* _EXERCISE DESCRIPTION_: Word for word, repeat all of the entries.
====== SUPPLIED MATERIAL ======
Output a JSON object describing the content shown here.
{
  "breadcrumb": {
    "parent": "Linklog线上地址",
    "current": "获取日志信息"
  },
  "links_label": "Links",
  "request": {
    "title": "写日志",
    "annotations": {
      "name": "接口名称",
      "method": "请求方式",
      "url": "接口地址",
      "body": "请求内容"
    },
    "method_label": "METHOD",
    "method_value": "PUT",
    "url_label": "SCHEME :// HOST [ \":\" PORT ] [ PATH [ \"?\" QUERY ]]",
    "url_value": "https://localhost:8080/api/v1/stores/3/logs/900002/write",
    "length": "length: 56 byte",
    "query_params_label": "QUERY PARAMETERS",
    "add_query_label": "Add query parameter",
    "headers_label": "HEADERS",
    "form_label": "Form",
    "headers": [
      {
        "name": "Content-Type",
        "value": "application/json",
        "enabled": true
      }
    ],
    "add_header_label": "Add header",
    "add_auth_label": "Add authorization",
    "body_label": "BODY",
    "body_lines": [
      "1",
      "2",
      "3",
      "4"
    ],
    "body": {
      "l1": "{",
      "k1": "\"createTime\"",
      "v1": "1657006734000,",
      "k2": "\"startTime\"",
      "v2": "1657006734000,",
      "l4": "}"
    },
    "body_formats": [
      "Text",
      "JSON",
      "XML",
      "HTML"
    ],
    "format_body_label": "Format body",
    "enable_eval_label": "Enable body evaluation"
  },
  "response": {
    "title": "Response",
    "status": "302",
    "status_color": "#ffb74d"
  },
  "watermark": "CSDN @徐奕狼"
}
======
* _TASK SOLUTION_:
Output a JSON object describing the content shown here.
{
  "breadcrumb": {
    "parent": "Linklog线上地址",
    "current": "获取日志信息"
  },
  "links_label": "Links",
  "request": {
    "title": "写日志",
    "annotations": {
      "name": "接口名称",
      "method": "请求方式",
      "url": "接口地址",
      "body": "请求内容"
    },
    "method_label": "METHOD",
    "method_value": "PUT",
    "url_label": "SCHEME :// HOST [ \":\" PORT ] [ PATH [ \"?\" QUERY ]]",
    "url_value": "https://localhost:8080/api/v1/stores/3/logs/900002/write",
    "length": "length: 56 byte",
    "query_params_label": "QUERY PARAMETERS",
    "add_query_label": "Add query parameter",
    "headers_label": "HEADERS",
    "form_label": "Form",
    "headers": [
      {
        "name": "Content-Type",
        "value": "application/json",
        "enabled": true
      }
    ],
    "add_header_label": "Add header",
    "add_auth_label": "Add authorization",
    "body_label": "BODY",
    "body_lines": [
      "1",
      "2",
      "3",
      "4"
    ],
    "body": {
      "l1": "{",
      "k1": "\"createTime\"",
      "v1": "1657006734000,",
      "k2": "\"startTime\"",
      "v2": "1657006734000,",
      "l4": "}"
    },
    "body_formats": [
      "Text",
      "JSON",
      "XML",
      "HTML"
    ],
    "format_body_label": "Format body",
    "enable_eval_label": "Enable body evaluation"
  },
  "response": {
    "title": "Response",
    "status": "302",
    "status_color": "#ffb74d"
  },
  "watermark": "CSDN @徐奕狼"
}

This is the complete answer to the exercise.